5 Easy Uses For Black Salt Newbies

what is black salt
5 Easy Uses For Black Salt NewbiesVicky Chandler

Black salt, or kala namak, is a common ingredient in South Asian kitchens. It has a distinctive eggy-scent, which can take some getting used to if you’re new to its sulphurous fragrance. But much like fish sauce in Thai cookery, it’s worth familiarising yourself with its unusual flavour profile because it lends an umami kick – that somehow deepens and lifts – the heart and soul of snacks and main meals.

Nowadays, black salt features in vegan dishes, like tofu scramble and chickpea omelettes, to mimic the scent and flavour of eggs but if you’re new to it, here are five easy ways to incorporate this volcanic rock salt into your repertoire today:

Shake on fries and snacks

At my grandma’s house in Karachi, the ‘chips-waala’ came to the neighbourhood every day to sell fries from his two-wheeled wooden cart. We’d hear him ringing his bell and then run outside to buy chips covered in spices, black salt and ketchup that tasted ‘chatpatta’ – an Urdu word used to describe food that’s salty, spicy, tangy and sweet in one mouthful. So next time you make fries, tortilla chips or popcorn, sprinkle on some black salt for an easy way to maximise the savouriness with little effort.

Mix into dips

Switch regular salt for black salt when making yoghurt dips like cucumber raita. I mix thick Greek yoghurt with grated cucumber, coarse black pepper and black salt to lend it a deep umami note that complements the cooling freshness of cucumber and mint. To turn this simple dip into a delicious side to have with grilled meat, fish and rice add some bhoondi, which are small balls of fried chickpea flour that you can buy ready-made from Asian supermarkets (soak them in some water for a few minutes first to soften them as you would do with dried mushrooms). Finally, sprinkle more black salt over the top, along with other flavourings, like green chilli, red onions or fresh herbs.

raita in a bowl with cucumbers, mint, and powdered red spice cutting board with mint and cucumbers alongside
Lucy Schaeffer

Try it with fruit
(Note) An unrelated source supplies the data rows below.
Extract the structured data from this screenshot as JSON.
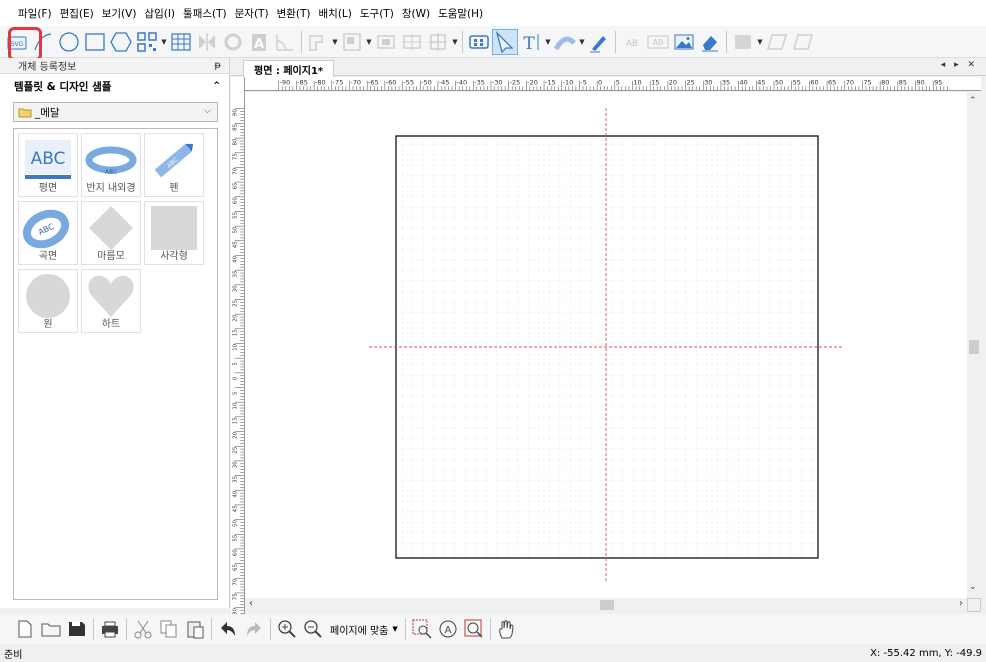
{
  "menu": [
    "파일(F)",
    "편집(E)",
    "보기(V)",
    "삽입(I)",
    "툴패스(T)",
    "문자(T)",
    "변환(T)",
    "배치(L)",
    "도구(T)",
    "창(W)",
    "도움말(H)"
  ],
  "left_panel": {
    "title": "개체 등록정보",
    "pin": "ᵽ",
    "subtitle": "템플릿 & 디자인 샘플",
    "collapse": "⌃",
    "folder": "_메달",
    "tiles": [
      "평면",
      "반지 내외경",
      "펜",
      "곡면",
      "마름모",
      "사각형",
      "원",
      "하트"
    ],
    "thumb_texts": {
      "flat": "ABC",
      "ring_small": "ABC",
      "pen": "ABC",
      "curve": "ABC"
    }
  },
  "document": {
    "tab": "평면 : 페이지1*",
    "tab_nav": "◂ ▸ ✕",
    "ruler_h_labels": [
      "-90",
      "-85",
      "-80",
      "-75",
      "-70",
      "-65",
      "-60",
      "-55",
      "-50",
      "-45",
      "-40",
      "-35",
      "-30",
      "-25",
      "-20",
      "-15",
      "-10",
      "-5",
      "0",
      "5",
      "10",
      "15",
      "20",
      "25",
      "30",
      "35",
      "40",
      "45",
      "50",
      "55",
      "60",
      "65",
      "70",
      "75",
      "80",
      "85",
      "90",
      "95"
    ],
    "ruler_v_labels": [
      "90",
      "85",
      "80",
      "75",
      "70",
      "65",
      "60",
      "55",
      "50",
      "45",
      "40",
      "35",
      "30",
      "25",
      "20",
      "15",
      "10",
      "5",
      "0",
      "5",
      "10",
      "15",
      "20",
      "25",
      "30",
      "35",
      "40",
      "45",
      "50",
      "55",
      "60",
      "65",
      "70",
      "75",
      "80",
      "85"
    ],
    "ruler_corner": "%"
  },
  "bottom_toolbar": {
    "fit_label": "페이지에 맞춤"
  },
  "toolbar_text": {
    "svg": "SVG",
    "text_tool": "T",
    "ab1": "AB",
    "ab2": "AB"
  },
  "status": {
    "left": "준비",
    "coords": "X: -55.42 mm,  Y: -49.9"
  },
  "colors": {
    "accent": "#3a78c8",
    "highlight": "#e0383e",
    "guide": "#e05050"
  }
}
Salted caramels and sea salt chocolates are all over supermarket shelves these days but have you ever salted a clementine? My mum used to dip orange segments in black salt before eating them and though it sounds odd, it’s both addictive and refreshing, particularly on juicy fruits like watermelon or pineapple. It’s common in Asian households to add black salt and spices (often combined in a convenient store-bought tangy blend called chaat masala) to fruit salads featuring anything from guava, bananas and apples to pomegranate seeds and mango.

Blend into fruity drinks

For a refreshing, salty pick-me-up make ‘nimbu pani’; squeeze lime juice into a glass of ice water and sprinkle in some black salt along with a pinch of sugar or a few drops of simple syrup made by boiling equal parts sugar and water together. Lemon, orange, and grapefruit work as brilliant alternatives to lime juice too.

Sprinkle over nachos

Sprinkle black salt over loaded vegan nachos to give them a meaty-flavour minus the meat. Simply omit the ground beef and replace with beans (or use meat substitutes like Quorn) along with vegan cheese, jalapeños and guacamole. Pair it with nutritional yeast to maximise the cheesiness too.